Firms with over 100 to release pay data
The companies having 100 or more employees need to provide pay data (broken down by race and gender) to the Equal Employment Opportunity Commission (EEOC). Such data is kept private at EEOC unless a company voluntarily discloses pay data. It is on the backdrop of workers in various industries seeking equality in pay irrespective of color, gender, and race of women and men. The wage gap based on gender and color is persistent in the technology industry. A white woman makes 81 cents, whereas a black woman earns 61 cents. Transparency in the pay helps to mitigate the gap in the wages between gender and the color of women.
Women account for 22% in the AI industry
Women account for just 9% of the leaders in the IT industry worldwide. Though several industries have claimed to have implemented wage diversity initiatives, the figure has not changed much in the past few years. Diversity stats and pay gaps are still issues in the tech industry, mainly in the AI dominated sector. Women in the AI industry account for 22% only. It shows sexism concerns are hardwired in the future.
EEOC would offer more details on pay data in the bigger companies. However, However, large corporations don’t need to make pay data public. Julie Ann Overcas, Vice President (HR) of Intel, said the company must prepare to make the pay data public and withstand the criticism to accomplish real progress.

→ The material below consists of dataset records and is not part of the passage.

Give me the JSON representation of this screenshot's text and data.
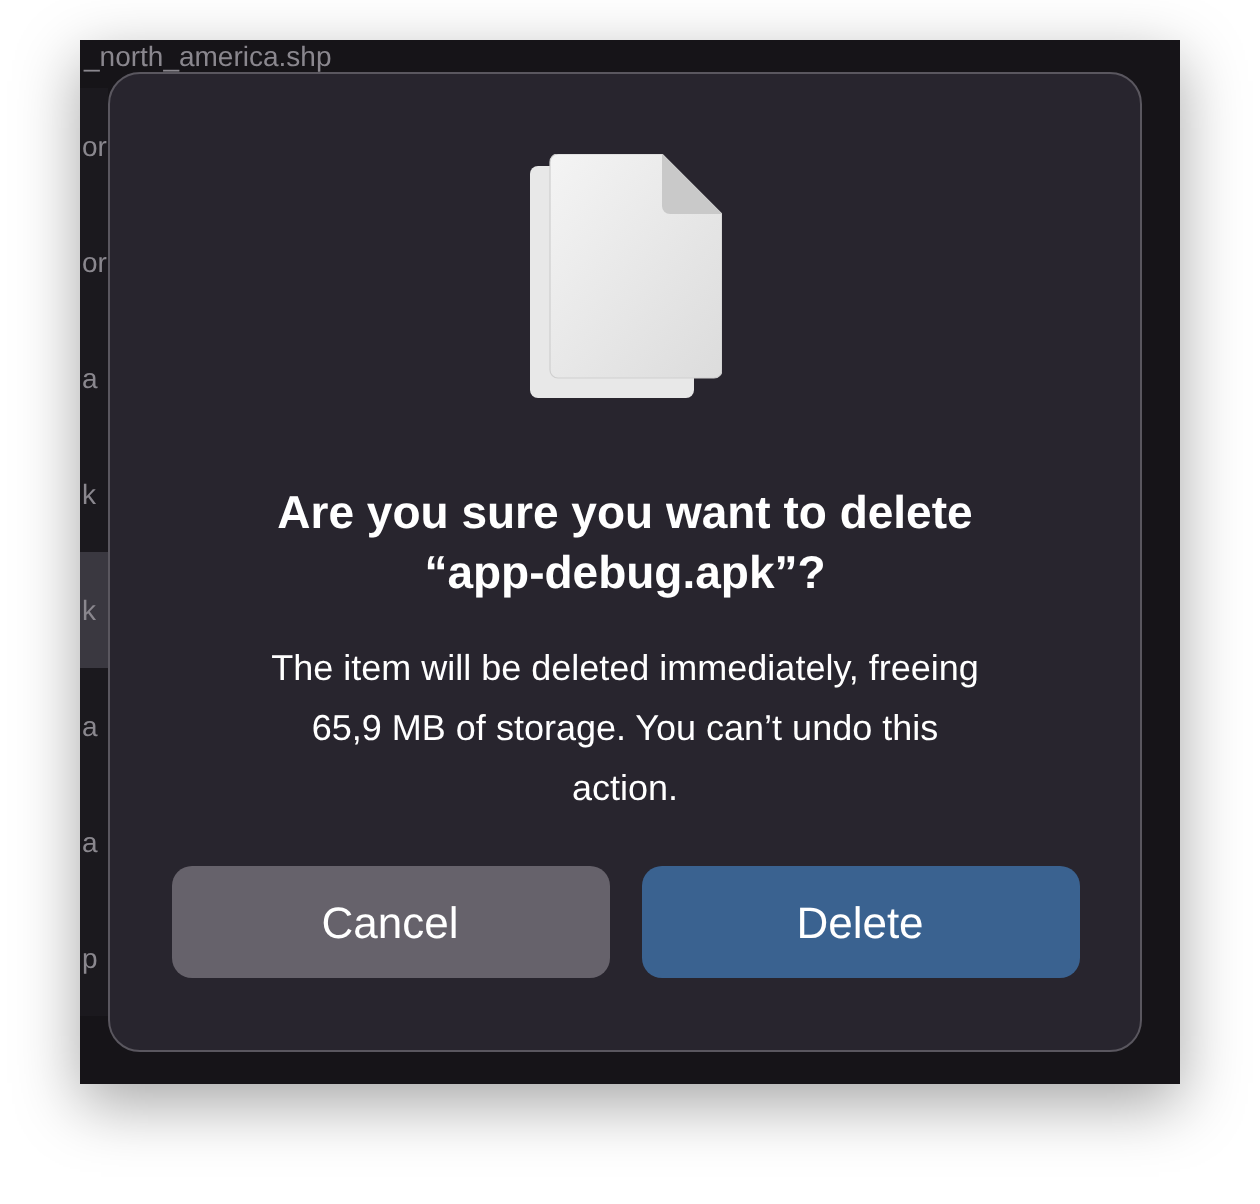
{
  "background_window": {
    "title": "_north_america.shp",
    "rows": [
      {
        "text": "or",
        "selected": false
      },
      {
        "text": "or",
        "selected": false
      },
      {
        "text": "a",
        "selected": false
      },
      {
        "text": "k",
        "selected": false
      },
      {
        "text": "k",
        "selected": true
      },
      {
        "text": "a",
        "selected": false
      },
      {
        "text": "a",
        "selected": false
      },
      {
        "text": "p",
        "selected": false
      }
    ]
  },
  "dialog": {
    "title": "Are you sure you want to delete “app-debug.apk”?",
    "message": "The item will be deleted immediately, freeing 65,9 MB of storage. You can’t undo this action.",
    "buttons": [
      {
        "label": "Cancel",
        "kind": "secondary"
      },
      {
        "label": "Delete",
        "kind": "primary"
      }
    ]
  }
}
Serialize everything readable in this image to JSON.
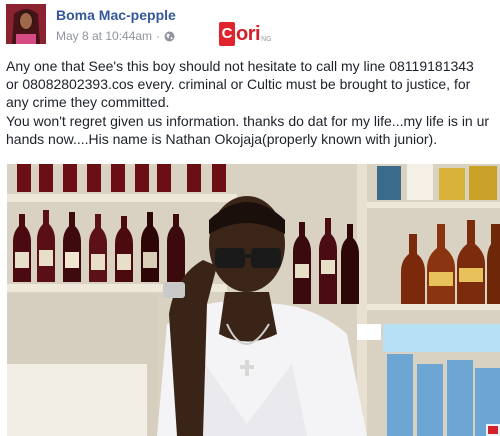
{
  "post": {
    "author": "Boma Mac-pepple",
    "date": "May 8 at 10:44am",
    "separator": "·",
    "privacy_icon": "globe-icon",
    "watermark": {
      "letter": "C",
      "text": "ori",
      "suffix": "NG"
    },
    "text_lines": [
      "Any one that See's this boy should not hesitate to call my line 08119181343",
      "or 08082802393.cos every. criminal or Cultic must be brought to justice, for",
      "any crime they committed.",
      "You won't regret given us information. thanks do dat for my life...my life is in ur",
      "hands now....His name is Nathan Okojaja(properly known with junior)."
    ]
  },
  "colors": {
    "author_link": "#365899",
    "meta_gray": "#90949c",
    "text": "#1d2129",
    "watermark_red": "#e0242c"
  }
}
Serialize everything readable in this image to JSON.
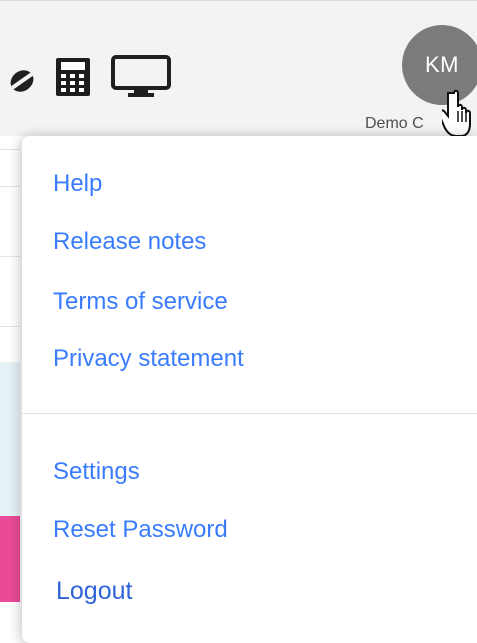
{
  "header": {
    "avatar": {
      "initials": "KM"
    },
    "org_label": "Demo C",
    "icons": [
      "tag-icon",
      "calculator-icon",
      "monitor-icon"
    ]
  },
  "menu": {
    "items": [
      {
        "label": "Help"
      },
      {
        "label": "Release notes"
      },
      {
        "label": "Terms of service"
      },
      {
        "label": "Privacy statement"
      },
      {
        "label": "Settings"
      },
      {
        "label": "Reset Password"
      },
      {
        "label": "Logout"
      }
    ]
  },
  "colors": {
    "menu_link": "#3a7cff",
    "avatar_bg": "#7b7b7b",
    "header_bg": "#f3f3f3",
    "left_pink": "#ea4b98",
    "left_cyan": "#e5f2f5"
  }
}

The news is emanated after Intel agreed earlier this week to settle the pay discriminations towards the minorities by paying $5 million. The company will pay $3.5 million towards interest and back wages. It has also earmarked $1.5 million for future settlements in engineering positions in the US.